■ **Web page and app entries**:
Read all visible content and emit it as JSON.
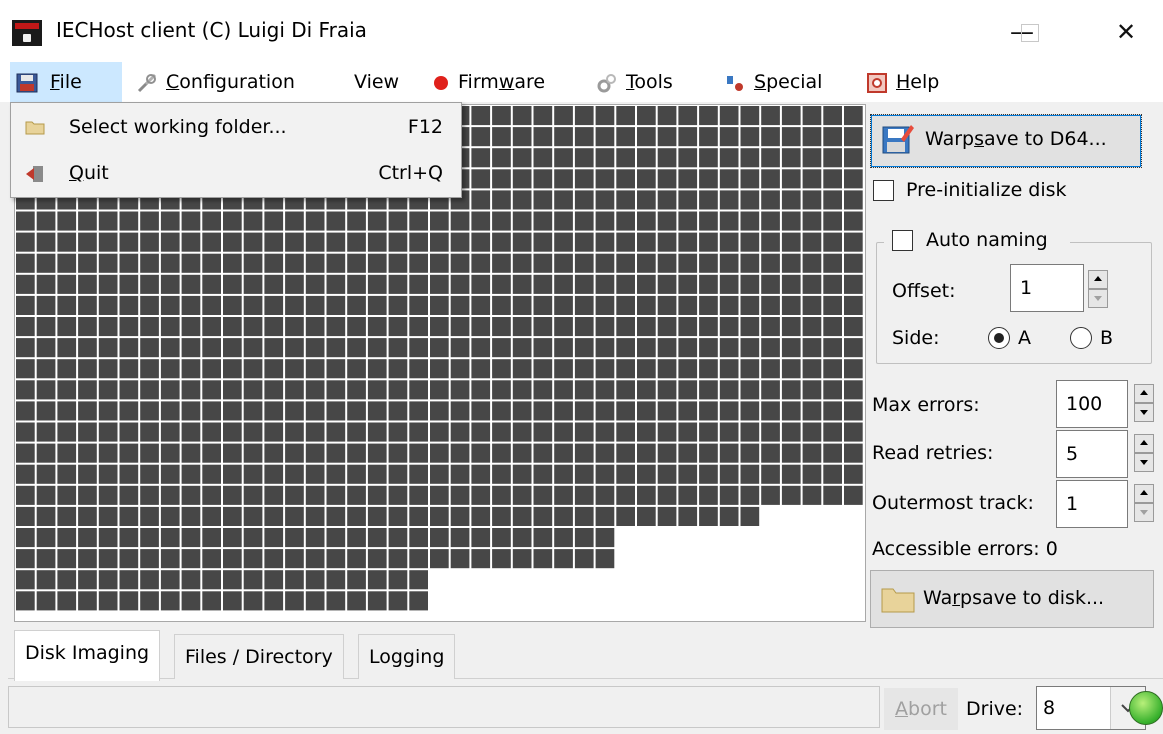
{
  "window": {
    "title": "IECHost client (C) Luigi Di Fraia",
    "minimize_glyph": "—",
    "close_glyph": "✕"
  },
  "menu": {
    "file": {
      "pre": "",
      "u": "F",
      "post": "ile",
      "icon": "floppy-icon"
    },
    "configuration": {
      "pre": "",
      "u": "C",
      "post": "onfiguration",
      "icon": "wrench-icon"
    },
    "view": {
      "label": "View"
    },
    "firmware": {
      "pre": "Firm",
      "u": "w",
      "post": "are",
      "icon": "red-dot-icon"
    },
    "tools": {
      "pre": "",
      "u": "T",
      "post": "ools",
      "icon": "gears-icon"
    },
    "special": {
      "pre": "",
      "u": "S",
      "post": "pecial",
      "icon": "magic-icon"
    },
    "help": {
      "pre": "",
      "u": "H",
      "post": "elp",
      "icon": "lifebuoy-icon"
    }
  },
  "file_menu": {
    "items": [
      {
        "label": "Select working folder...",
        "shortcut": "F12",
        "icon": "folder-icon"
      },
      {
        "pre": "",
        "u": "Q",
        "post": "uit",
        "shortcut": "Ctrl+Q",
        "icon": "exit-door-icon"
      }
    ]
  },
  "grid": {
    "cell_color": "#474747",
    "line_color": "#ffffff",
    "columns": 41,
    "full_rows": 19,
    "row_lengths": [
      41,
      41,
      41,
      41,
      41,
      41,
      41,
      41,
      41,
      41,
      41,
      41,
      41,
      41,
      41,
      41,
      41,
      41,
      41,
      36,
      29,
      29,
      20,
      20
    ]
  },
  "side_panel": {
    "warpsave_d64": {
      "pre": "Warp",
      "u": "s",
      "post": "ave to D64...",
      "icon": "disk-save-icon"
    },
    "pre_initialize": {
      "label": "Pre-initialize disk",
      "checked": false
    },
    "auto_naming": {
      "label": "Auto naming",
      "checked": false
    },
    "offset": {
      "label": "Offset:",
      "value": "1"
    },
    "side": {
      "label": "Side:",
      "option_a": "A",
      "option_b": "B",
      "selected": "A"
    },
    "max_errors": {
      "label": "Max errors:",
      "value": "100"
    },
    "read_retries": {
      "label": "Read retries:",
      "value": "5"
    },
    "outermost_track": {
      "label": "Outermost track:",
      "value": "1"
    },
    "accessible_errors": {
      "label": "Accessible errors:",
      "value": "0"
    },
    "warpsave_disk": {
      "pre": "Wa",
      "u": "r",
      "post": "psave to disk...",
      "icon": "folder-icon"
    }
  },
  "tabs": [
    {
      "label": "Disk Imaging",
      "active": true
    },
    {
      "label": "Files / Directory",
      "active": false
    },
    {
      "label": "Logging",
      "active": false
    }
  ],
  "status": {
    "abort": {
      "pre": "",
      "u": "A",
      "post": "bort"
    },
    "drive_label": "Drive:",
    "drive_value": "8",
    "led_color": "#36b02c"
  }
}
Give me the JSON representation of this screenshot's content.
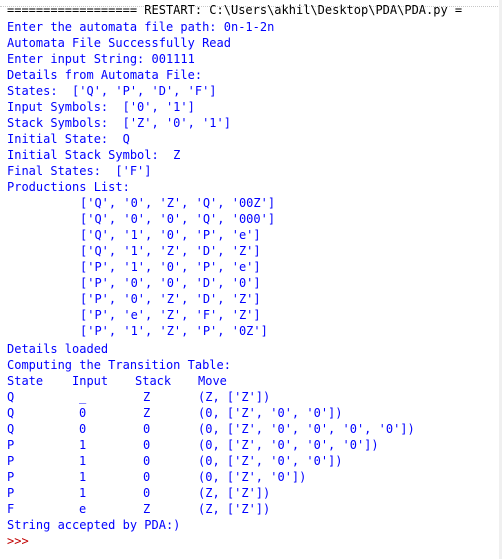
{
  "console": {
    "restart": "================== RESTART: C:\\Users\\akhil\\Desktop\\PDA\\PDA.py =",
    "output": [
      "Enter the automata file path: 0n-1-2n",
      "Automata File Successfully Read",
      "Enter input String: 001111",
      "Details from Automata File:",
      "States:  ['Q', 'P', 'D', 'F']",
      "Input Symbols:  ['0', '1']",
      "Stack Symbols:  ['Z', '0', '1']",
      "Initial State:  Q",
      "Initial Stack Symbol:  Z",
      "Final States:  ['F']",
      "Productions List:"
    ],
    "productions": [
      "['Q', '0', 'Z', 'Q', '00Z']",
      "['Q', '0', '0', 'Q', '000']",
      "['Q', '1', '0', 'P', 'e']",
      "['Q', '1', 'Z', 'D', 'Z']",
      "['P', '1', '0', 'P', 'e']",
      "['P', '0', '0', 'D', '0']",
      "['P', '0', 'Z', 'D', 'Z']",
      "['P', 'e', 'Z', 'F', 'Z']",
      "['P', '1', 'Z', 'P', '0Z']"
    ],
    "details_loaded": "Details loaded",
    "computing": "Computing the Transition Table:",
    "table": {
      "headers": {
        "state": "State",
        "input": "Input",
        "stack": "Stack",
        "move": "Move"
      },
      "rows": [
        {
          "state": "Q",
          "input": "_",
          "stack": "Z",
          "move": "(Z, ['Z'])"
        },
        {
          "state": "Q",
          "input": "0",
          "stack": "Z",
          "move": "(0, ['Z', '0', '0'])"
        },
        {
          "state": "Q",
          "input": "0",
          "stack": "0",
          "move": "(0, ['Z', '0', '0', '0', '0'])"
        },
        {
          "state": "P",
          "input": "1",
          "stack": "0",
          "move": "(0, ['Z', '0', '0', '0'])"
        },
        {
          "state": "P",
          "input": "1",
          "stack": "0",
          "move": "(0, ['Z', '0', '0'])"
        },
        {
          "state": "P",
          "input": "1",
          "stack": "0",
          "move": "(0, ['Z', '0'])"
        },
        {
          "state": "P",
          "input": "1",
          "stack": "0",
          "move": "(Z, ['Z'])"
        },
        {
          "state": "F",
          "input": "e",
          "stack": "Z",
          "move": "(Z, ['Z'])"
        }
      ]
    },
    "result": "String accepted by PDA:)",
    "prompt": ">>>"
  },
  "colors": {
    "output_text": "#0000ff",
    "shell_text": "#000000",
    "prompt": "#c00000",
    "background": "#ffffff"
  }
}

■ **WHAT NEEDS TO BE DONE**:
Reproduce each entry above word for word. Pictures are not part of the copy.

■ **TASK RESPONSE**:
Read all visible content and emit it as JSON.
{
  "window": {
    "title": "IECHost client (C) Luigi Di Fraia",
    "minimize_glyph": "—",
    "close_glyph": "✕"
  },
  "menu": {
    "file": {
      "pre": "",
      "u": "F",
      "post": "ile",
      "icon": "floppy-icon"
    },
    "configuration": {
      "pre": "",
      "u": "C",
      "post": "onfiguration",
      "icon": "wrench-icon"
    },
    "view": {
      "label": "View"
    },
    "firmware": {
      "pre": "Firm",
      "u": "w",
      "post": "are",
      "icon": "red-dot-icon"
    },
    "tools": {
      "pre": "",
      "u": "T",
      "post": "ools",
      "icon": "gears-icon"
    },
    "special": {
      "pre": "",
      "u": "S",
      "post": "pecial",
      "icon": "magic-icon"
    },
    "help": {
      "pre": "",
      "u": "H",
      "post": "elp",
      "icon": "lifebuoy-icon"
    }
  },
  "file_menu": {
    "items": [
      {
        "label": "Select working folder...",
        "shortcut": "F12",
        "icon": "folder-icon"
      },
      {
        "pre": "",
        "u": "Q",
        "post": "uit",
        "shortcut": "Ctrl+Q",
        "icon": "exit-door-icon"
      }
    ]
  },
  "grid": {
    "cell_color": "#474747",
    "line_color": "#ffffff",
    "columns": 41,
    "full_rows": 19,
    "row_lengths": [
      41,
      41,
      41,
      41,
      41,
      41,
      41,
      41,
      41,
      41,
      41,
      41,
      41,
      41,
      41,
      41,
      41,
      41,
      41,
      36,
      29,
      29,
      20,
      20
    ]
  },
  "side_panel": {
    "warpsave_d64": {
      "pre": "Warp",
      "u": "s",
      "post": "ave to D64...",
      "icon": "disk-save-icon"
    },
    "pre_initialize": {
      "label": "Pre-initialize disk",
      "checked": false
    },
    "auto_naming": {
      "label": "Auto naming",
      "checked": false
    },
    "offset": {
      "label": "Offset:",
      "value": "1"
    },
    "side": {
      "label": "Side:",
      "option_a": "A",
      "option_b": "B",
      "selected": "A"
    },
    "max_errors": {
      "label": "Max errors:",
      "value": "100"
    },
    "read_retries": {
      "label": "Read retries:",
      "value": "5"
    },
    "outermost_track": {
      "label": "Outermost track:",
      "value": "1"
    },
    "accessible_errors": {
      "label": "Accessible errors:",
      "value": "0"
    },
    "warpsave_disk": {
      "pre": "Wa",
      "u": "r",
      "post": "psave to disk...",
      "icon": "folder-icon"
    }
  },
  "tabs": [
    {
      "label": "Disk Imaging",
      "active": true
    },
    {
      "label": "Files / Directory",
      "active": false
    },
    {
      "label": "Logging",
      "active": false
    }
  ],
  "status": {
    "abort": {
      "pre": "",
      "u": "A",
      "post": "bort"
    },
    "drive_label": "Drive:",
    "drive_value": "8",
    "led_color": "#36b02c"
  }
}
Give me the JSON representation of this screenshot's content.
{
  "console": {
    "restart": "================== RESTART: C:\\Users\\akhil\\Desktop\\PDA\\PDA.py =",
    "output": [
      "Enter the automata file path: 0n-1-2n",
      "Automata File Successfully Read",
      "Enter input String: 001111",
      "Details from Automata File:",
      "States:  ['Q', 'P', 'D', 'F']",
      "Input Symbols:  ['0', '1']",
      "Stack Symbols:  ['Z', '0', '1']",
      "Initial State:  Q",
      "Initial Stack Symbol:  Z",
      "Final States:  ['F']",
      "Productions List:"
    ],
    "productions": [
      "['Q', '0', 'Z', 'Q', '00Z']",
      "['Q', '0', '0', 'Q', '000']",
      "['Q', '1', '0', 'P', 'e']",
      "['Q', '1', 'Z', 'D', 'Z']",
      "['P', '1', '0', 'P', 'e']",
      "['P', '0', '0', 'D', '0']",
      "['P', '0', 'Z', 'D', 'Z']",
      "['P', 'e', 'Z', 'F', 'Z']",
      "['P', '1', 'Z', 'P', '0Z']"
    ],
    "details_loaded": "Details loaded",
    "computing": "Computing the Transition Table:",
    "table": {
      "headers": {
        "state": "State",
        "input": "Input",
        "stack": "Stack",
        "move": "Move"
      },
      "rows": [
        {
          "state": "Q",
          "input": "_",
          "stack": "Z",
          "move": "(Z, ['Z'])"
        },
        {
          "state": "Q",
          "input": "0",
          "stack": "Z",
          "move": "(0, ['Z', '0', '0'])"
        },
        {
          "state": "Q",
          "input": "0",
          "stack": "0",
          "move": "(0, ['Z', '0', '0', '0', '0'])"
        },
        {
          "state": "P",
          "input": "1",
          "stack": "0",
          "move": "(0, ['Z', '0', '0', '0'])"
        },
        {
          "state": "P",
          "input": "1",
          "stack": "0",
          "move": "(0, ['Z', '0', '0'])"
        },
        {
          "state": "P",
          "input": "1",
          "stack": "0",
          "move": "(0, ['Z', '0'])"
        },
        {
          "state": "P",
          "input": "1",
          "stack": "0",
          "move": "(Z, ['Z'])"
        },
        {
          "state": "F",
          "input": "e",
          "stack": "Z",
          "move": "(Z, ['Z'])"
        }
      ]
    },
    "result": "String accepted by PDA:)",
    "prompt": ">>>"
  },
  "colors": {
    "output_text": "#0000ff",
    "shell_text": "#000000",
    "prompt": "#c00000",
    "background": "#ffffff"
  }
}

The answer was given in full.